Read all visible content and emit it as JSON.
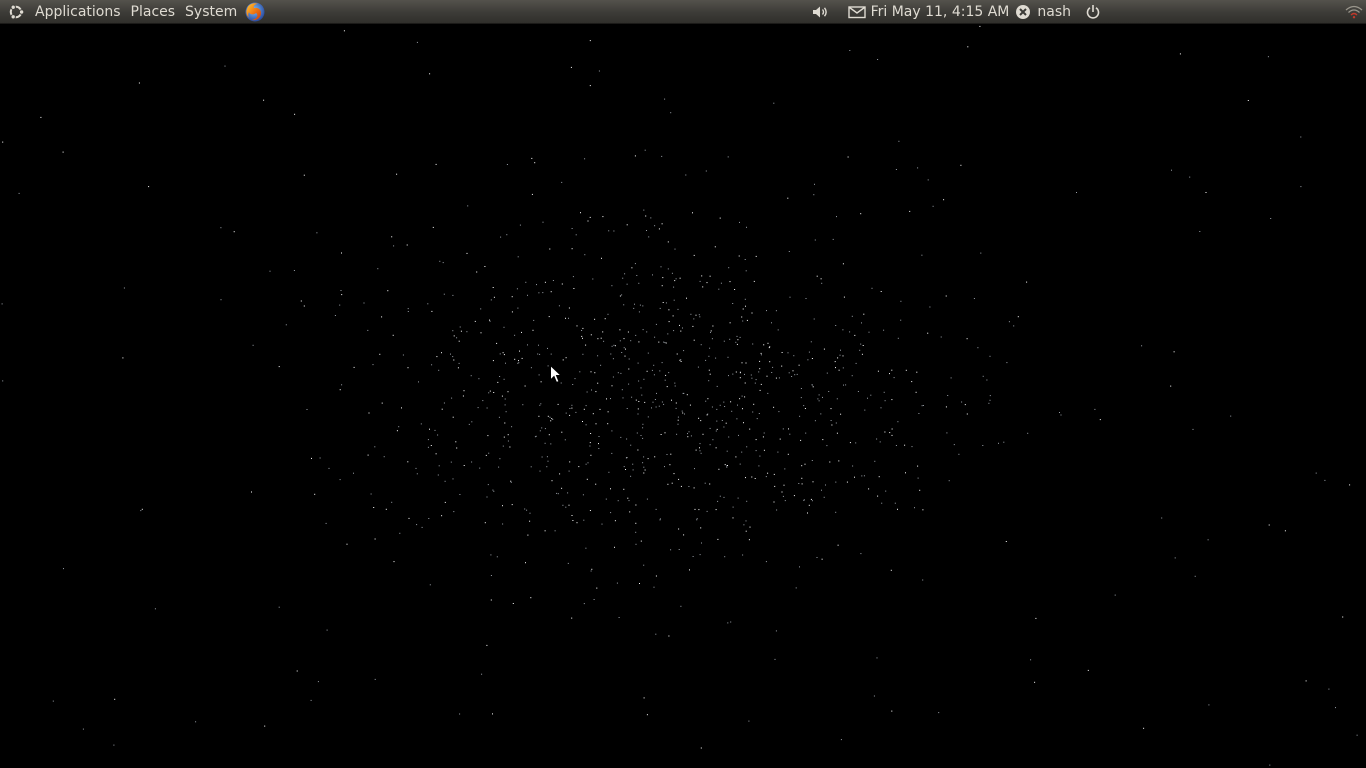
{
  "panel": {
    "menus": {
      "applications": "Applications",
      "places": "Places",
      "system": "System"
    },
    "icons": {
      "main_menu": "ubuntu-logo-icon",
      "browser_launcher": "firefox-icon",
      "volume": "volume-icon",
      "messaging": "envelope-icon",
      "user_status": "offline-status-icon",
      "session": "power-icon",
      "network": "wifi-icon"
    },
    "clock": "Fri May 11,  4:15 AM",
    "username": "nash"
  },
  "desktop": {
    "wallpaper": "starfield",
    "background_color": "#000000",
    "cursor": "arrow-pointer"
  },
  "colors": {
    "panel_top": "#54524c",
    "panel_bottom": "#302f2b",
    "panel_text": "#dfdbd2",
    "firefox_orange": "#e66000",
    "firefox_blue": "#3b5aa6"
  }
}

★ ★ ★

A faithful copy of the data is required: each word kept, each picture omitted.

## Written answer
Read all visible content and emit it as JSON.
{
  "panel": {
    "menus": {
      "applications": "Applications",
      "places": "Places",
      "system": "System"
    },
    "icons": {
      "main_menu": "ubuntu-logo-icon",
      "browser_launcher": "firefox-icon",
      "volume": "volume-icon",
      "messaging": "envelope-icon",
      "user_status": "offline-status-icon",
      "session": "power-icon",
      "network": "wifi-icon"
    },
    "clock": "Fri May 11,  4:15 AM",
    "username": "nash"
  },
  "desktop": {
    "wallpaper": "starfield",
    "background_color": "#000000",
    "cursor": "arrow-pointer"
  },
  "colors": {
    "panel_top": "#54524c",
    "panel_bottom": "#302f2b",
    "panel_text": "#dfdbd2",
    "firefox_orange": "#e66000",
    "firefox_blue": "#3b5aa6"
  }
}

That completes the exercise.